When you copy the data, keep every word exactly as it is and leave the pictures out.

[Dataset items]
______________________________

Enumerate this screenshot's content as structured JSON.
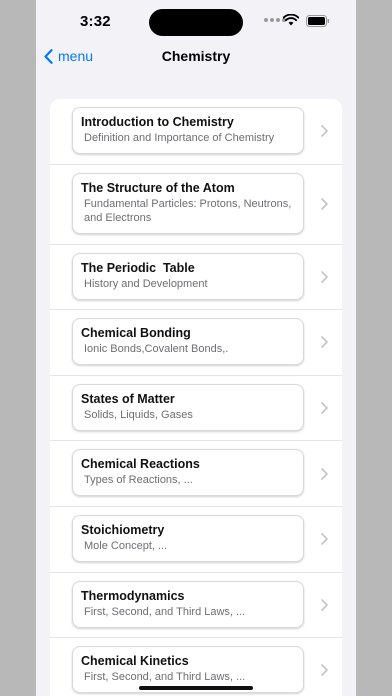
{
  "status": {
    "time": "3:32"
  },
  "nav": {
    "back_label": "menu",
    "title": "Chemistry"
  },
  "topics": [
    {
      "title": "Introduction to Chemistry",
      "subtitle": "Definition and Importance of Chemistry"
    },
    {
      "title": "The Structure of the Atom",
      "subtitle": "Fundamental Particles: Protons, Neutrons, and Electrons"
    },
    {
      "title": "The Periodic  Table",
      "subtitle": "History and Development"
    },
    {
      "title": "Chemical Bonding",
      "subtitle": "Ionic Bonds,Covalent Bonds,."
    },
    {
      "title": "States of Matter",
      "subtitle": "Solids, Liquids, Gases"
    },
    {
      "title": "Chemical Reactions",
      "subtitle": "Types of Reactions, ..."
    },
    {
      "title": "Stoichiometry",
      "subtitle": "Mole Concept, ..."
    },
    {
      "title": "Thermodynamics",
      "subtitle": "First, Second, and Third Laws, ..."
    },
    {
      "title": "Chemical Kinetics",
      "subtitle": "First, Second, and Third Laws, ..."
    }
  ],
  "icons": {
    "back": "chevron-left-icon",
    "row": "chevron-right-icon"
  },
  "colors": {
    "accent": "#007aff",
    "background": "#f2f2f7"
  }
}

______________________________

§ RESPONSE
Enumerate this screenshot's content as structured JSON.
{
  "status": {
    "time": "3:32"
  },
  "nav": {
    "back_label": "menu",
    "title": "Chemistry"
  },
  "topics": [
    {
      "title": "Introduction to Chemistry",
      "subtitle": "Definition and Importance of Chemistry"
    },
    {
      "title": "The Structure of the Atom",
      "subtitle": "Fundamental Particles: Protons, Neutrons, and Electrons"
    },
    {
      "title": "The Periodic  Table",
      "subtitle": "History and Development"
    },
    {
      "title": "Chemical Bonding",
      "subtitle": "Ionic Bonds,Covalent Bonds,."
    },
    {
      "title": "States of Matter",
      "subtitle": "Solids, Liquids, Gases"
    },
    {
      "title": "Chemical Reactions",
      "subtitle": "Types of Reactions, ..."
    },
    {
      "title": "Stoichiometry",
      "subtitle": "Mole Concept, ..."
    },
    {
      "title": "Thermodynamics",
      "subtitle": "First, Second, and Third Laws, ..."
    },
    {
      "title": "Chemical Kinetics",
      "subtitle": "First, Second, and Third Laws, ..."
    }
  ],
  "icons": {
    "back": "chevron-left-icon",
    "row": "chevron-right-icon"
  },
  "colors": {
    "accent": "#007aff",
    "background": "#f2f2f7"
  }
}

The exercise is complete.